Often, business writers will drag up that old saying about there being an opportunity in every danger, and that is good to recollect. Of course, always remember that the other is true, as well: within every great option, there’s a danger to seem out for.
Before you think that I’m scripting this article next to a stack of fortune cookies, let me be more specific. Right now, the economy is showing signs of heating up again – something that each sales manager and sales division has been expecting. But the news isn’t all rosy; there’s an opportunity that the economic improvement could draw a number of your best talent away.
We’ve all heard the “80/20” rule because it applies to salespeople: that the highest fifth of your producers accounts for quite three quarters of your sales and revenue. After having visited with many sales departments in companies and industries across North America and beyond, I can tell you from experience that, if anything, that figure is being generous. The absolute best salespeople don’t just sell tons quite their peers… they sell five, ten, and twenty times more.
For that reason, no company, branch, or department can risk losing even one among these men and ladies. And yet, after a period where people are a touch hesitant to think about career changes, the doors are open once more. Not only will your salespeople be sensing opportunities, but they could come knocking, albeit they are not. Startups, competitors, and even other departments in your own firm are probably trying to find quick ways to form the foremost of an improving economy. What better thanks to boosting sales than by poaching your top talent?
Granted, the most straightforward salespeople are usually settled in where they’re. Still, there is no telling what a cash bonus, better location, or improved commission structure might tempt someone to believe. to assist you to hold on to your superstar salespeople, here are a couple of tips you’ll use today:
Focus less on sales and more on talent.
The impulse, because the economy picks up, is to demand higher numbers from ever onward away. I’m never getting to tell you you should not raise your quotas, but let those considerations take a backseat to train, incentives, and other items which will keep your best salespeople happy. Attempt to reward them for what they’ve done when the economy was slow, instead of expecting them to hit top gear immediately.

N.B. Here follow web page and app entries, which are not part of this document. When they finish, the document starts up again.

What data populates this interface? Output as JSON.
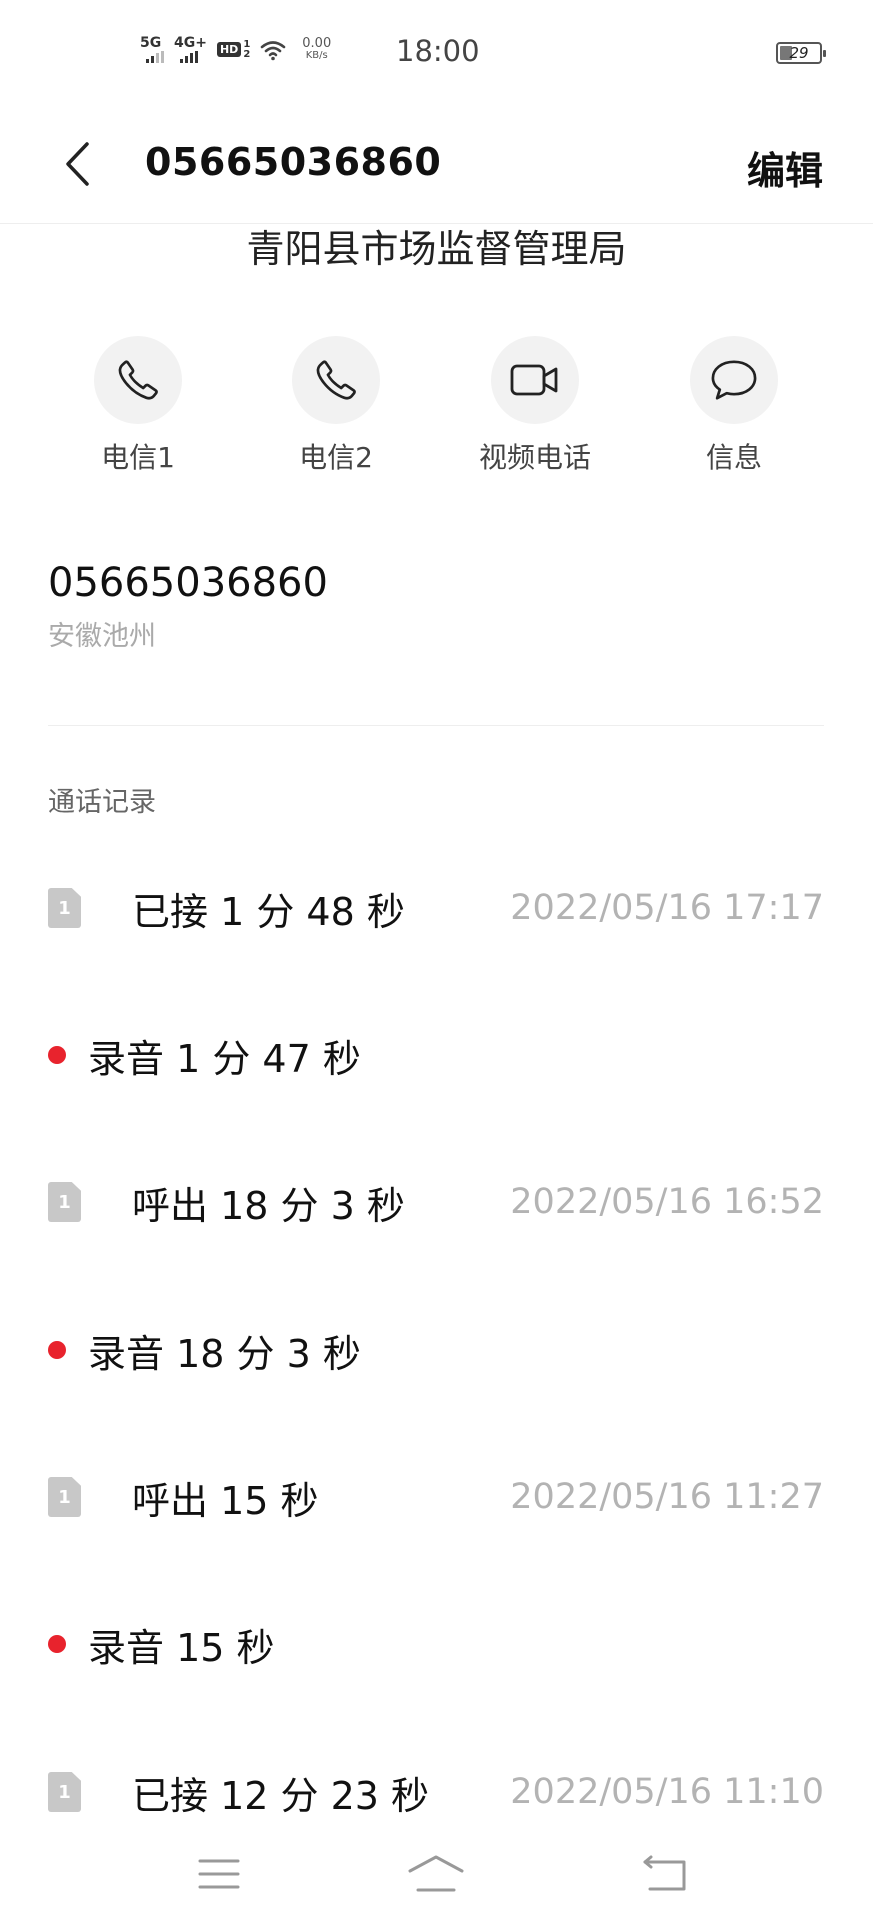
{
  "status_bar": {
    "signal1_label": "5G",
    "signal2_label": "4G+",
    "hd_label": "HD",
    "hd_sim1": "1",
    "hd_sim2": "2",
    "speed_value": "0.00",
    "speed_unit": "KB/s",
    "time": "18:00",
    "battery_level": "29",
    "battery_fraction": 0.29,
    "icons": [
      "signal-5g-icon",
      "signal-4g-icon",
      "hd-voice-icon",
      "wifi-icon",
      "battery-icon"
    ]
  },
  "header": {
    "title": "05665036860",
    "edit_label": "编辑",
    "back_icon": "chevron-left-icon"
  },
  "contact": {
    "name": "青阳县市场监督管理局",
    "number": "05665036860",
    "location": "安徽池州"
  },
  "actions": [
    {
      "label": "电信1",
      "icon": "phone-icon"
    },
    {
      "label": "电信2",
      "icon": "phone-icon"
    },
    {
      "label": "视频电话",
      "icon": "video-camera-icon"
    },
    {
      "label": "信息",
      "icon": "message-bubble-icon"
    }
  ],
  "call_log": {
    "title": "通话记录",
    "entries": [
      {
        "sim": "1",
        "type_duration": "已接 1 分 48 秒",
        "datetime": "2022/05/16 17:17",
        "recording": "录音 1 分 47 秒"
      },
      {
        "sim": "1",
        "type_duration": "呼出 18 分 3 秒",
        "datetime": "2022/05/16 16:52",
        "recording": "录音 18 分 3 秒"
      },
      {
        "sim": "1",
        "type_duration": "呼出 15 秒",
        "datetime": "2022/05/16 11:27",
        "recording": "录音 15 秒"
      },
      {
        "sim": "1",
        "type_duration": "已接 12 分 23 秒",
        "datetime": "2022/05/16 11:10"
      }
    ]
  },
  "nav_bar": {
    "icons": [
      "menu-icon",
      "home-icon",
      "back-icon"
    ]
  },
  "colors": {
    "recording_dot": "#e8232d",
    "timestamp": "#b3b3b3",
    "sim_badge": "#c8c8c8",
    "action_circle": "#f2f2f2"
  }
}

Don’t be afraid to lose low performers.
Sometimes, an economic recovery triggers a game of musical chairs when it involves sales departments within a particular industry. Like professional sports teams shuffling around during a desperate bid to form the playoffs, companies will often “trade” poor salespeople back and forth unwittingly. There’s never any shortage of little producers, so don’t do anything extraordinary to carry on those you’ve got or bring more in from the surface. It is a short day that a sales manager wishes he or she would have persisted to someone who was barely making their quota or feels extra thankful for bringing a “retread” who wasn’t exactly lighting things up at another company.
Keep an ear to the bottom.
The most obvious thing to try to do is keep your eyes open. Do your best salespeople seem content, or is there an opportunity they might be looking elsewhere? Without driving around their houses in the dark or stalking them online, attempt to keep tabs on your best producers – even worse than losing one among them is being blindsided once you do.
Add incentives. Many sales managers think little of contests because they have a tendency to be won by equivalent people that would have outsold everyone else anyway. That’s usually true; then, they typically fail as motivational tools for average producers. Still, by giving extra rewards for performance at the highest, you give your best one more reason to hold around.
Always keep candidates on file.
If the worst happens, and one among your best salespeople decides to leap ship, the next neatest thing to keeping them is having someone in mind to require their place. In fact, this is often good advice for any economy or situation. Keep your eyes open – both in and out of doors the sales profession – for young men and ladies who might make top-level producers. You never know when you are going to wish to rent someone new, and you do not want to possess to be hard-pressed to form a rash decision.
As a sales manager, you’re always getting to need to keep an eye fixed on the number of latest leads and accounts coming in. because the economy makes its way back to normal; however, you’d had best to manage your talent closely. If you’ve got the right sales team, the numbers will always follow; but without them, it’s getting to be very difficult to make any momentum, regardless of what the economy seems like.